Panoramic view of Umeerapoora. Looking N.W.
Artist: Grant, Colesworthy (1813-1880)
Medium: Watercolour with pen and ink
Watercolour in pen and ink of a panoramic view of Amarapura looking towards the north-west from 'A Series of Views in Burmah taken during Major Phayre’s Mission to the Court of Ava in 1855' by Colesworthy Grant. This album consists of 106 landscapes and portraits of Burmese and Europeans documenting the British embassy to the Burmese King, Mindon Min (r.1853-1878).

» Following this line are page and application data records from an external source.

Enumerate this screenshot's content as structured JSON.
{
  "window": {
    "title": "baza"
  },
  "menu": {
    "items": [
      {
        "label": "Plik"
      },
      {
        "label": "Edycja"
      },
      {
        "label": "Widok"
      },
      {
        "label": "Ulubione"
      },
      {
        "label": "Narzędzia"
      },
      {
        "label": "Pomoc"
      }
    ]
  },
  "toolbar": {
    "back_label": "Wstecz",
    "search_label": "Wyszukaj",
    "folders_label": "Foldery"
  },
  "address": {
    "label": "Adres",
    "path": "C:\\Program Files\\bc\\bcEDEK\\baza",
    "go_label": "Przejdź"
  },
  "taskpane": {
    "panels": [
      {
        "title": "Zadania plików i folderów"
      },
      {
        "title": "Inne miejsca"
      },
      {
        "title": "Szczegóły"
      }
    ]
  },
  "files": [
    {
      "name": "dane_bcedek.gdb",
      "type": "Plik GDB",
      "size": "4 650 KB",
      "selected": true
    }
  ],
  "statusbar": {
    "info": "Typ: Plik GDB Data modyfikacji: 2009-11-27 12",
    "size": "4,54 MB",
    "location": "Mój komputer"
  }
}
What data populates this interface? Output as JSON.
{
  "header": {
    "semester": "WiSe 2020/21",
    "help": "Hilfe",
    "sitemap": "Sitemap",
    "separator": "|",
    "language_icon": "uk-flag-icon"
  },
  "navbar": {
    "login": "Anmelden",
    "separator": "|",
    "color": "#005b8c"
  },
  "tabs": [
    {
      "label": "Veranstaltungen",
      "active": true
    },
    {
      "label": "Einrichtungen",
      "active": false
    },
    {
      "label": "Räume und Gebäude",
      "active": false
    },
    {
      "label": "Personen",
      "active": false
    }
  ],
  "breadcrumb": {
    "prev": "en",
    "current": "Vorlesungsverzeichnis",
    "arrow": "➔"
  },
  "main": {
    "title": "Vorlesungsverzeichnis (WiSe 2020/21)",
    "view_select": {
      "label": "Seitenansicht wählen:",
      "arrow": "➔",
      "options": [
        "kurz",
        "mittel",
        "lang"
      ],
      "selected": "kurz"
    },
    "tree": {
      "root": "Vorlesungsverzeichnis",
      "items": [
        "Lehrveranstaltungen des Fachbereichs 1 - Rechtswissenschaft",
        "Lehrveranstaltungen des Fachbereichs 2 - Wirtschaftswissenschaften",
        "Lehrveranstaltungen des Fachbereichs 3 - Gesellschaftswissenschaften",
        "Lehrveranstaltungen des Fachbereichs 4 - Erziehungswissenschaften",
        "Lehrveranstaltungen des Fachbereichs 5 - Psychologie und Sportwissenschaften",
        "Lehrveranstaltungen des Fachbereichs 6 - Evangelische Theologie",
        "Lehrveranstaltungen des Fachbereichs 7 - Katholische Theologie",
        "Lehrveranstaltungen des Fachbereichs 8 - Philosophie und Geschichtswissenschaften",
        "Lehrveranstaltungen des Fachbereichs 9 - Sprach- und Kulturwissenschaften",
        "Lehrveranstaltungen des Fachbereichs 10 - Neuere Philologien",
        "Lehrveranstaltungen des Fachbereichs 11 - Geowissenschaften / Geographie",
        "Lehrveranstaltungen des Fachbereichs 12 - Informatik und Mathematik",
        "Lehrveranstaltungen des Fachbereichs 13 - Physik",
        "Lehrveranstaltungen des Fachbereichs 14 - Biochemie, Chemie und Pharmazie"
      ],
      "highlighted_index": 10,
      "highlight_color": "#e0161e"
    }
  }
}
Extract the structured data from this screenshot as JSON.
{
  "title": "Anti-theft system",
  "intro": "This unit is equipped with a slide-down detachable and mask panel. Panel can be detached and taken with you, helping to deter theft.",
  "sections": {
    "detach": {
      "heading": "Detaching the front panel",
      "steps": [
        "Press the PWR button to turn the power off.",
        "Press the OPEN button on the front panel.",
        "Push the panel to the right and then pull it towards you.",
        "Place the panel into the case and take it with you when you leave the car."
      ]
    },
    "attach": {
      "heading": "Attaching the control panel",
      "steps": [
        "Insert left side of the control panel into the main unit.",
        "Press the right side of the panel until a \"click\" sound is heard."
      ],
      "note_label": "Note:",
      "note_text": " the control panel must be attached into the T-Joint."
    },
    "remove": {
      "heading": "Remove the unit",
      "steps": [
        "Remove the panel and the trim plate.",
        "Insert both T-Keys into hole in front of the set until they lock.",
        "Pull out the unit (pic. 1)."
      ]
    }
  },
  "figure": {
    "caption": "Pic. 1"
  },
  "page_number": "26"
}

The mission started out from Rangoon (Yangon) and travelled up the Irrawaddy (Ayeyarwady) River to Amarapura, a royal city founded in 1782 on the east bank of the river. Amarapura remained the capital of the Konbaung dynasty kings until 1823, after which time the capital moved several times between Amarapura and nearby Ava. In the late 1850s, Mindon Min moved the capital to Mandalay. Grant, the official artist of the British mission in 1855, made a series of panoramic drawings of the city from the residence of General D’Orgoni, a French adventurer, situated to the west of the walled citadel. The city was originally laid out on a square plan, with brick walls surrounded by a moat.
Grant wrote that: 'This view embraces a further part of the town on the river side, together with a continuation of the Sagain hills...The numerous green islands, with which the river is studded, are cultivated, and produce in great abundance a variety of vegetables for the Umeerapoora market...The very elegant and elaborately formed pagoda in this picture is called the ‘Set-thau-ya-phiya’, the height of which is stated to be about fifty cubits, or 75 feet. The ornamented post near the entrance, which is seen guarded by a pair of the usual leonine warders, is another form of the ‘Tugoon-dyn’, having, in place of the ‘Henza’, a richly carved, winged and gilt figure, believed to represent a ‘Nat’, or spirit.'